++++ Exercise inputs

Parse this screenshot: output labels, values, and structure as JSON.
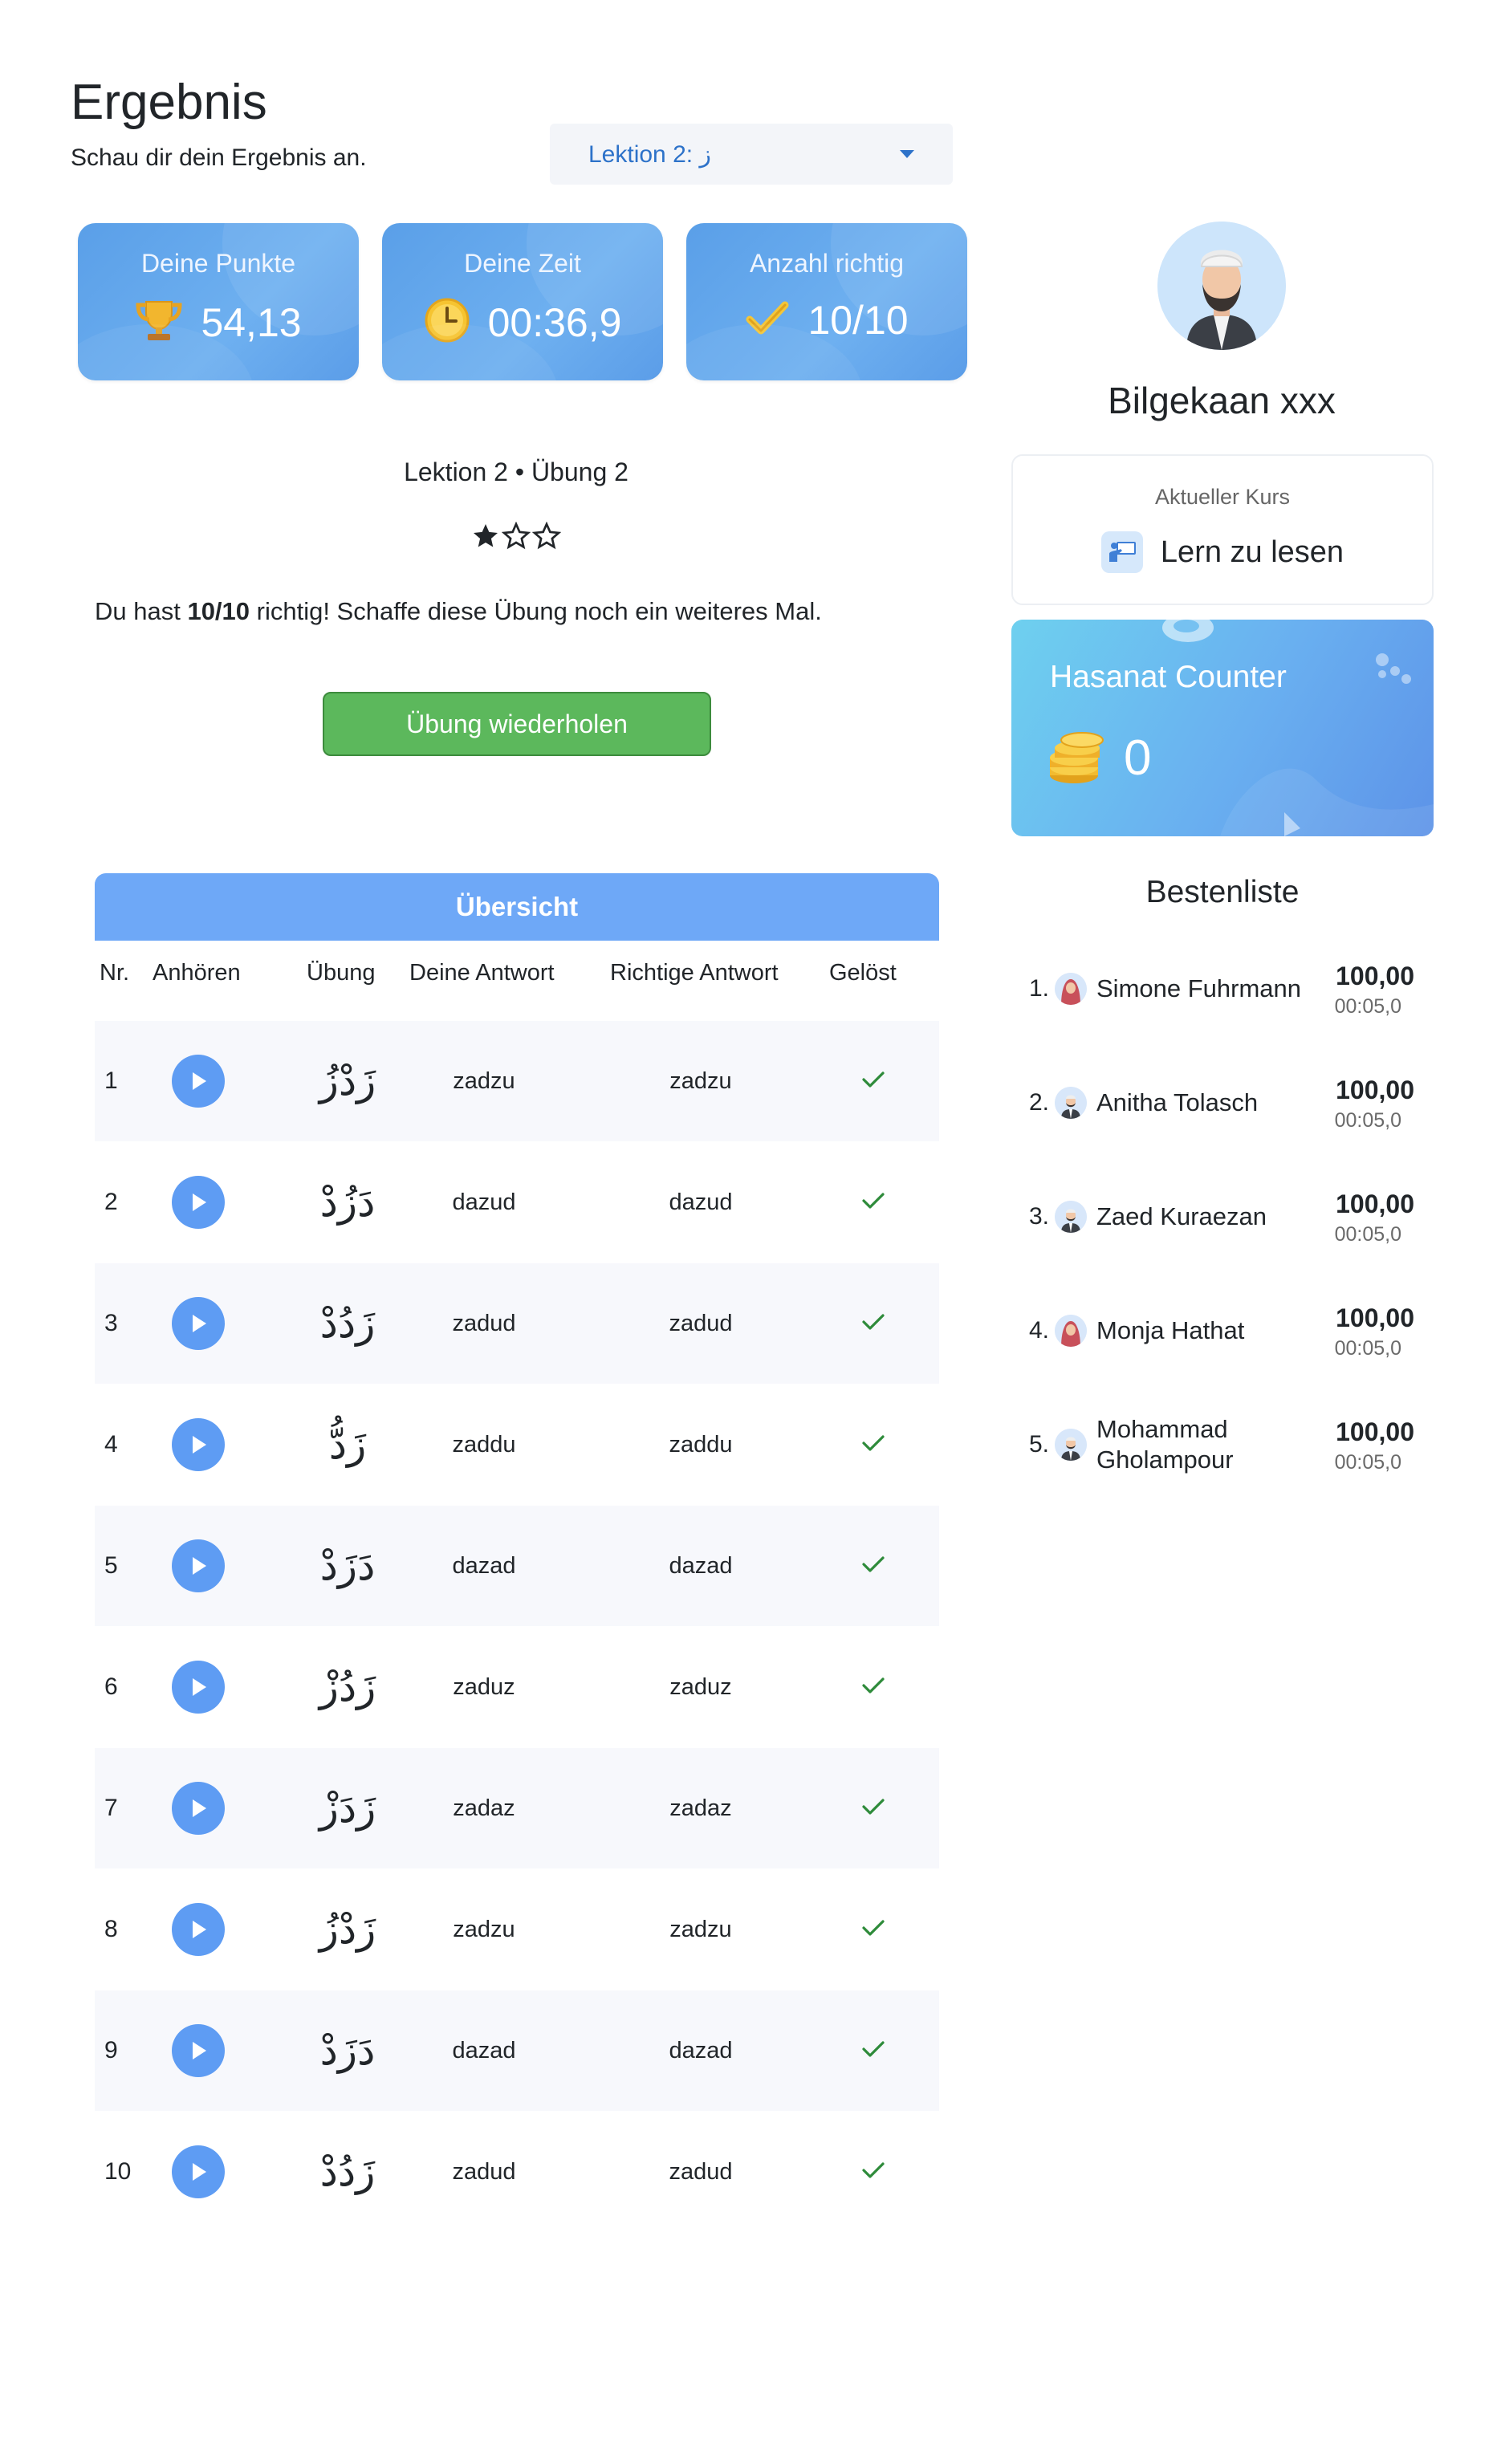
{
  "header": {
    "title": "Ergebnis",
    "subtitle": "Schau dir dein Ergebnis an.",
    "lesson_select": "Lektion 2: ز"
  },
  "stats": [
    {
      "label": "Deine Punkte",
      "value": "54,13",
      "icon": "trophy-icon"
    },
    {
      "label": "Deine Zeit",
      "value": "00:36,9",
      "icon": "clock-icon"
    },
    {
      "label": "Anzahl richtig",
      "value": "10/10",
      "icon": "checkmark-icon"
    }
  ],
  "lesson": {
    "heading": "Lektion 2 • Übung 2",
    "stars_filled": 1,
    "stars_total": 3,
    "message_prefix": "Du hast ",
    "message_score": "10/10",
    "message_suffix": " richtig! Schaffe diese Übung noch ein weiteres Mal.",
    "retry_label": "Übung wiederholen"
  },
  "overview": {
    "title": "Übersicht",
    "columns": [
      "Nr.",
      "Anhören",
      "Übung",
      "Deine Antwort",
      "Richtige Antwort",
      "Gelöst"
    ],
    "rows": [
      {
        "nr": "1",
        "arabic": "زَدْزُ",
        "answer": "zadzu",
        "correct": "zadzu",
        "solved": true
      },
      {
        "nr": "2",
        "arabic": "دَزُدْ",
        "answer": "dazud",
        "correct": "dazud",
        "solved": true
      },
      {
        "nr": "3",
        "arabic": "زَدُدْ",
        "answer": "zadud",
        "correct": "zadud",
        "solved": true
      },
      {
        "nr": "4",
        "arabic": "زَدُّ",
        "answer": "zaddu",
        "correct": "zaddu",
        "solved": true
      },
      {
        "nr": "5",
        "arabic": "دَزَدْ",
        "answer": "dazad",
        "correct": "dazad",
        "solved": true
      },
      {
        "nr": "6",
        "arabic": "زَدُزْ",
        "answer": "zaduz",
        "correct": "zaduz",
        "solved": true
      },
      {
        "nr": "7",
        "arabic": "زَدَزْ",
        "answer": "zadaz",
        "correct": "zadaz",
        "solved": true
      },
      {
        "nr": "8",
        "arabic": "زَدْزُ",
        "answer": "zadzu",
        "correct": "zadzu",
        "solved": true
      },
      {
        "nr": "9",
        "arabic": "دَزَدْ",
        "answer": "dazad",
        "correct": "dazad",
        "solved": true
      },
      {
        "nr": "10",
        "arabic": "زَدُدْ",
        "answer": "zadud",
        "correct": "zadud",
        "solved": true
      }
    ]
  },
  "profile": {
    "name": "Bilgekaan xxx",
    "course_label": "Aktueller Kurs",
    "course_name": "Lern zu lesen"
  },
  "hasanat": {
    "title": "Hasanat Counter",
    "value": "0"
  },
  "leaderboard": {
    "title": "Bestenliste",
    "entries": [
      {
        "rank": "1.",
        "name": "Simone Fuhrmann",
        "score": "100,00",
        "time": "00:05,0",
        "avatar": "female"
      },
      {
        "rank": "2.",
        "name": "Anitha Tolasch",
        "score": "100,00",
        "time": "00:05,0",
        "avatar": "male"
      },
      {
        "rank": "3.",
        "name": "Zaed Kuraezan",
        "score": "100,00",
        "time": "00:05,0",
        "avatar": "male"
      },
      {
        "rank": "4.",
        "name": "Monja Hathat",
        "score": "100,00",
        "time": "00:05,0",
        "avatar": "female"
      },
      {
        "rank": "5.",
        "name": "Mohammad Gholampour",
        "score": "100,00",
        "time": "00:05,0",
        "avatar": "male"
      }
    ]
  },
  "colors": {
    "accent": "#6ea8f7",
    "success": "#5cb85c",
    "check": "#2e8b3a",
    "link": "#2d72c9"
  }
}
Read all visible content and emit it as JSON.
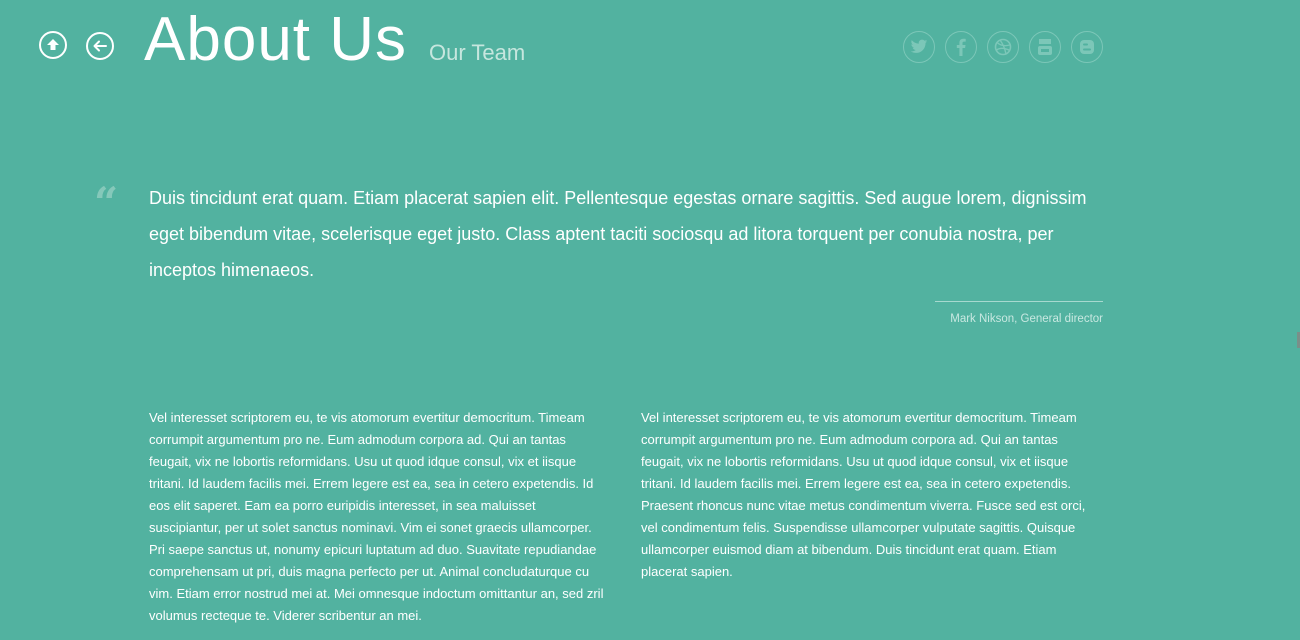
{
  "header": {
    "title": "About Us",
    "subtitle": "Our Team"
  },
  "nav": {
    "home_icon": "home-arrow-up-icon",
    "back_icon": "arrow-left-icon"
  },
  "social": [
    {
      "name": "twitter",
      "icon": "twitter-icon"
    },
    {
      "name": "facebook",
      "icon": "facebook-icon"
    },
    {
      "name": "dribbble",
      "icon": "dribbble-icon"
    },
    {
      "name": "youtube",
      "icon": "youtube-icon"
    },
    {
      "name": "blogger",
      "icon": "blogger-icon"
    }
  ],
  "quote": {
    "mark": "“",
    "text": "Duis tincidunt erat quam. Etiam placerat sapien elit. Pellentesque egestas ornare sagittis. Sed augue lorem, dignissim eget bibendum vitae, scelerisque eget justo. Class aptent taciti sociosqu ad litora torquent per conubia nostra, per inceptos himenaeos.",
    "author": "Mark Nikson, General director"
  },
  "columns": {
    "left": "Vel interesset scriptorem eu, te vis atomorum evertitur democritum. Timeam corrumpit argumentum pro ne. Eum admodum corpora ad. Qui an tantas feugait, vix ne lobortis reformidans. Usu ut quod idque consul, vix et iisque tritani. Id laudem facilis mei. Errem legere est ea, sea in cetero expetendis. Id eos elit saperet. Eam ea porro euripidis interesset, in sea maluisset suscipiantur, per ut solet sanctus nominavi. Vim ei sonet graecis ullamcorper. Pri saepe sanctus ut, nonumy epicuri luptatum ad duo. Suavitate repudiandae comprehensam ut pri, duis magna perfecto per ut. Animal concludaturque cu vim. Etiam error nostrud mei at. Mei omnesque indoctum omittantur an, sed zril volumus recteque te. Viderer scribentur an mei.",
    "right": "Vel interesset scriptorem eu, te vis atomorum evertitur democritum. Timeam corrumpit argumentum pro ne. Eum admodum corpora ad. Qui an tantas feugait, vix ne lobortis reformidans. Usu ut quod idque consul, vix et iisque tritani. Id laudem facilis mei. Errem legere est ea, sea in cetero expetendis. Praesent rhoncus nunc vitae metus condimentum viverra. Fusce sed est orci, vel condimentum felis. Suspendisse ullamcorper vulputate sagittis. Quisque ullamcorper euismod diam at bibendum. Duis tincidunt erat quam. Etiam placerat sapien."
  },
  "colors": {
    "background": "#52b2a0",
    "text": "#ffffff",
    "muted": "#c6e6de",
    "social_ring": "#7cc7b8"
  }
}
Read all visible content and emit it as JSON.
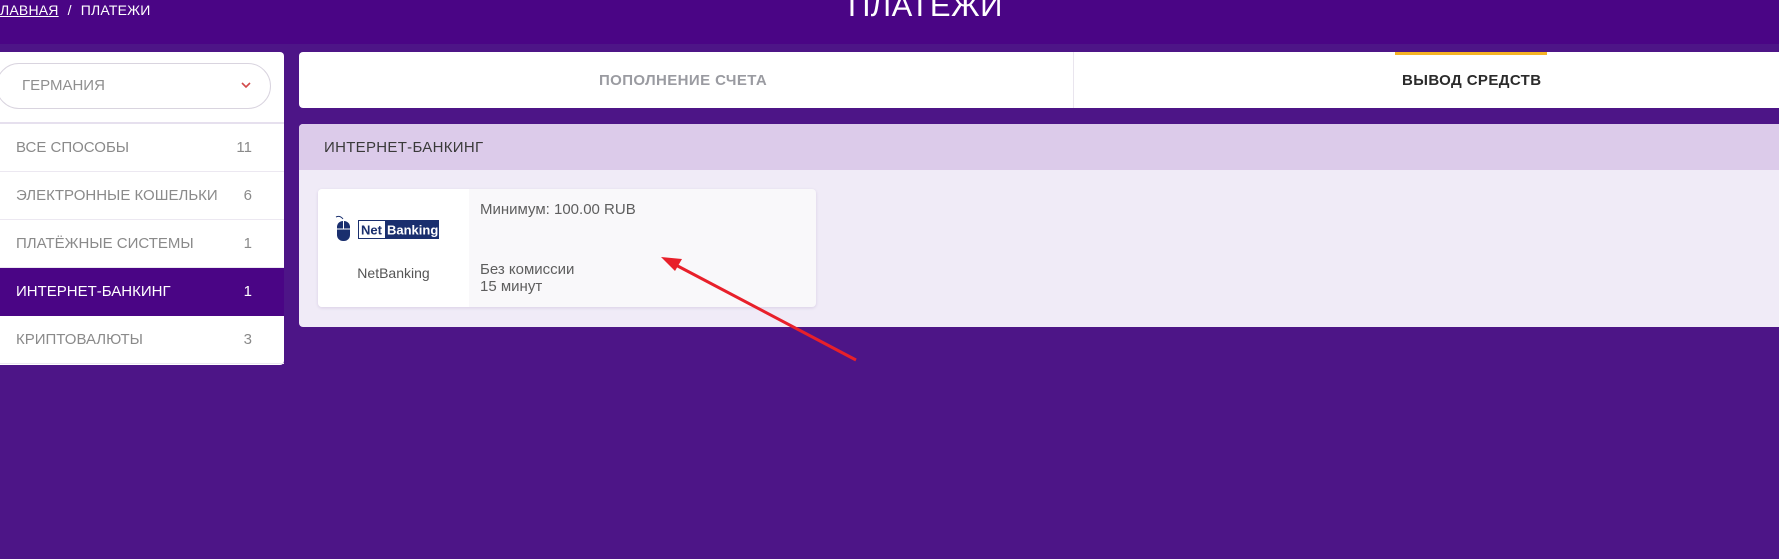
{
  "breadcrumb": {
    "home": "ЛАВНАЯ",
    "separator": "/",
    "current": "ПЛАТЕЖИ"
  },
  "page_title": "ПЛАТЕЖИ",
  "sidebar": {
    "country_select": {
      "value": "ГЕРМАНИЯ",
      "icon": "chevron-down-icon"
    },
    "categories": [
      {
        "label": "ВСЕ СПОСОБЫ",
        "count": "11"
      },
      {
        "label": "ЭЛЕКТРОННЫЕ КОШЕЛЬКИ",
        "count": "6"
      },
      {
        "label": "ПЛАТЁЖНЫЕ СИСТЕМЫ",
        "count": "1"
      },
      {
        "label": "ИНТЕРНЕТ-БАНКИНГ",
        "count": "1",
        "active": true
      },
      {
        "label": "КРИПТОВАЛЮТЫ",
        "count": "3"
      }
    ]
  },
  "tabs": {
    "deposit": "ПОПОЛНЕНИЕ СЧЕТА",
    "withdraw": "ВЫВОД СРЕДСТВ",
    "active": "withdraw"
  },
  "panel": {
    "title": "ИНТЕРНЕТ-БАНКИНГ",
    "methods": [
      {
        "logo_text_1": "Net",
        "logo_text_2": "Banking",
        "name": "NetBanking",
        "minimum": "Минимум: 100.00 RUB",
        "fee": "Без комиссии",
        "time": "15 минут"
      }
    ]
  },
  "colors": {
    "background": "#4d1587",
    "topbar": "#4a0585",
    "active_category": "#4a0585",
    "tab_underline": "#f5b324",
    "panel_header": "#dccbea",
    "panel_body": "#f0ebf7",
    "annotation_arrow": "#e8202a",
    "logo_blue": "#1a2f6e"
  }
}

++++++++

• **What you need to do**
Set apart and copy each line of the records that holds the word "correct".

• **Result of the task**
        "correct": "zadzu",
        "correct": "dazud",
        "correct": "zadud",
        "correct": "zaddu",
        "correct": "dazad",
        "correct": "zaduz",
        "correct": "zadaz",
        "correct": "zadzu",
        "correct": "dazad",
        "correct": "zadud",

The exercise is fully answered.